The book on the new Attorney General

Posted by Tim Tagaris

I saw some people ask "downthread" about the potential new Attorney General.  His name, if confirmed, is Alberto Gonzales.

The Associated Press reports that Gonzales served as Bush's general counsel when the President was Governor of Texas.  He then went on to become the Secretary of State in Texas and eventually found his way to the Texas Supreme Court.

So far it might not sound so troublesome, but read on.

Gonzales, unfortunately, is a public supporter of detaining "terror" suspects for extended periods of time without access to the courts or even representation.  He is also an aspiring an "author."  His most famous recent body of work was the famous 2002 memo "in which Bush claimed the right to waive anti-torture law and international treateies providing protections to prisoners of war."  

Jesse from Pandagon notes Gonzales argued the Geneva Conventions are "quaint" and "oudated." 

Oh, and he was a partner in the law firm that represented Enron.

Steve Soto has the last word on Gonzales:

"Given how shocked various GOP senators were in seeing what transpired at Abu Ghraib, and knowing how upset even John Warner is at being stonewalled by the Pentagon and the White House over his requests for information on Abu Ghraib, it's easy to see how the Democrats can form alliances with GOP moderates to strongly fight any Gonzales nomination to the highest law enforcement post in the land. If John Warner and Lindsey Graham are that concerned about the Abu Ghraib debacle, and if John McCain shares Colin Powell's revulsion at the trashing of the Geneva Convention protocols and what it means for American POWs from here on out, how can any of these three vote for the architect of that legal doctrine to be our AG?"

Ok I lied, I have the last word.  To me, this is a pretty transparent move to expand a Latino base for the Republicans.  Sure, it helps that Gonzales and the President share the core principles of lack of due process and torture in the best interests of our country, but that's just an added bonus.

I find it ironic that this comes on the heels of an announcement by the White House, expressing the desire to legalize some illegal aliens.

Message amplification reveals itself in many forms.  Color me a skeptic.


Update 2:40 P.M. - Here is a .pdf LINK to the memo Gonzales sent to the President.  The one where he calls the Geneva Conventions, "quaint" and "outdated."

It should also be noted that CNN reported that Gonzles once got President George W. Bush out of jury duty (obviously before he was President).  The reason CNN gave was so that Bush didn't have to answer that "one simple question."  Just how many times have you been arrested?

Posted at 01:13 PM in General | Technorati


Gonzales presents a serious problem for the Dems. if they reject him, it'll hurt them with the Hispanic population.

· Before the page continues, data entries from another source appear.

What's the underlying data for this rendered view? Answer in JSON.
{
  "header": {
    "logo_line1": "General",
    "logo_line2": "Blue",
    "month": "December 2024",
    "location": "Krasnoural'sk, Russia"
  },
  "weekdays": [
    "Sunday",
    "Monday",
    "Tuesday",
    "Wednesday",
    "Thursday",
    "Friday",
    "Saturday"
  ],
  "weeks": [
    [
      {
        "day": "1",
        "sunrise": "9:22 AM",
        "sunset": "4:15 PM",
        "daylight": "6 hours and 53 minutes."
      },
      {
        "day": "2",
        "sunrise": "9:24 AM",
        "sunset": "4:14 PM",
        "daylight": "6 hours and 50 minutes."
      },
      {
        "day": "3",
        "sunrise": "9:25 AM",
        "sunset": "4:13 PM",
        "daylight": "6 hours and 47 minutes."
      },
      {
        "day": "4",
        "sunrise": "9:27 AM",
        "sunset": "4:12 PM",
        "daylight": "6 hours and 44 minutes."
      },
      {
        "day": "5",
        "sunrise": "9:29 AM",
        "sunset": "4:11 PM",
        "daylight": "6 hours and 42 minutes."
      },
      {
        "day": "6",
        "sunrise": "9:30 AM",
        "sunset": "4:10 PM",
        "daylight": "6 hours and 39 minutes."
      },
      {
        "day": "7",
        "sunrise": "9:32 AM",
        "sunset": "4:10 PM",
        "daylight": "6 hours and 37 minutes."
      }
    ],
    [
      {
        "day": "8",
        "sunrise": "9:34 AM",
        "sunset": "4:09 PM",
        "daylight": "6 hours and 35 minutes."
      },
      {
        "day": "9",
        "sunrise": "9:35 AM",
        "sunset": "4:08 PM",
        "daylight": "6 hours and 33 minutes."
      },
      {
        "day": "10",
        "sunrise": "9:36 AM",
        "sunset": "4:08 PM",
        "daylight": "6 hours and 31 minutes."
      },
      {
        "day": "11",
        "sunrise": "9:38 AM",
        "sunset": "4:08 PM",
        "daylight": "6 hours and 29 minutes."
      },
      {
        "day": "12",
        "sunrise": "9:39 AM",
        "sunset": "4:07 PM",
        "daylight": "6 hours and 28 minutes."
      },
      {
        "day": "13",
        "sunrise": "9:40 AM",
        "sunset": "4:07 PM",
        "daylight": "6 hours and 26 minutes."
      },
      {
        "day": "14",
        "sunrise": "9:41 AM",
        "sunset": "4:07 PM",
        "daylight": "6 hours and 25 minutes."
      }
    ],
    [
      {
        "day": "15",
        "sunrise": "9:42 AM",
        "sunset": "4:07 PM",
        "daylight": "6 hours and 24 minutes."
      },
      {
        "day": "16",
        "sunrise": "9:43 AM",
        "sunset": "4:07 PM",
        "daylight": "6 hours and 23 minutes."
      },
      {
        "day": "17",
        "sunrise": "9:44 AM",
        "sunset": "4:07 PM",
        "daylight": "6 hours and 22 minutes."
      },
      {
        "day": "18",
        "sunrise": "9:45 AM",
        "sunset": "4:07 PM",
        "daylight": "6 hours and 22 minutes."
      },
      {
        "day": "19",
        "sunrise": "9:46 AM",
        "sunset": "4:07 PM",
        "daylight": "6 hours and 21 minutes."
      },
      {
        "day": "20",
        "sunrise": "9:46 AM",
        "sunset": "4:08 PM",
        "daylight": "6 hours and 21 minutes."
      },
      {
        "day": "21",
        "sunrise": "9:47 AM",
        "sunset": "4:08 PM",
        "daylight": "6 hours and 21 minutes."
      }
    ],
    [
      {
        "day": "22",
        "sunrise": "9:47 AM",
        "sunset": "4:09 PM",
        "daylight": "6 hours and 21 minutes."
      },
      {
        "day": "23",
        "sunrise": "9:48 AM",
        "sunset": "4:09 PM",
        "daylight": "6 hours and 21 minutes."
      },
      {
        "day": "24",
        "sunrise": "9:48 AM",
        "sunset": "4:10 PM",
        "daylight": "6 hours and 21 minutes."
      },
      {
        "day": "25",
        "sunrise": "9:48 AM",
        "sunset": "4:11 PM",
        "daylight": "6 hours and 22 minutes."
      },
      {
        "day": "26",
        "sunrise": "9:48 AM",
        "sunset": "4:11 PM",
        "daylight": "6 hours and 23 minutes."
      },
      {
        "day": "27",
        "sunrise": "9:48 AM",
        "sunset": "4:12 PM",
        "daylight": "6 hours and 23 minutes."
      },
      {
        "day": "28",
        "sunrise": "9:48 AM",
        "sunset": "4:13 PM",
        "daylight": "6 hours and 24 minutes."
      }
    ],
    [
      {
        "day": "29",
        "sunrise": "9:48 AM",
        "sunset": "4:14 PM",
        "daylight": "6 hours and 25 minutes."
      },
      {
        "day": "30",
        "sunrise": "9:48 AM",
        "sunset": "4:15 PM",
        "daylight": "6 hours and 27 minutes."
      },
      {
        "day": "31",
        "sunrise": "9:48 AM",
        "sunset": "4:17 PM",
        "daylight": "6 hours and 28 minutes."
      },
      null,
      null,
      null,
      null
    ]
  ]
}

They have to accept him, unfortunately.

Posted by: erg at November 10, 2004 02:10 PM | Permalink | Edit Comment | Delete Comment

The fact that Gonzales is a Hispanic will mean nothing. He's just as controversial as Ashcroft was, and in fact several GOP senators have spoken out against the government's policies torture which Gonzales wrote. I doubt he will get Bush much, if any, support among Hispanics.

Posted by: Dale at November 10, 2004 05:18 PM | Permalink | Edit Comment | Delete Comment

government's policies on torture

Posted by: Dale at November 10, 2004 05:20 PM | Permalink | Edit Comment | Delete Comment

Don't you guys see it? Dems have been bleeding hispanic support:

In '96 Dole only got 21% of the Hispanic vote. In 2000 Bush, a republican governor popular with Hispanic Texans, is nominated and he grows that support to 35%. And this year Bush got 44% of the hispanic vote.

Now he nominates Gonzales and brings out this amnesty program again. These are direct overtures and rewards to the hispanic community. Many hispanic families are finding their morals are in line with the president's.

Dems need to nominate a moderate hispanic as DNC chair to combat this. Forget Howard Dean. He is a loose cannon and will always be one.

Posted by: deltanine at November 11, 2004 05:08 AM | Permalink | Edit Comment | Delete Comment


Michael Badnarick (Libertarian) David Cobb (Green Party) have joined forces to demand a recount in Ohio. Here is the article:


Posted by: Sam at November 11, 2004 06:48 PM | Permalink | Edit Comment | Delete Comment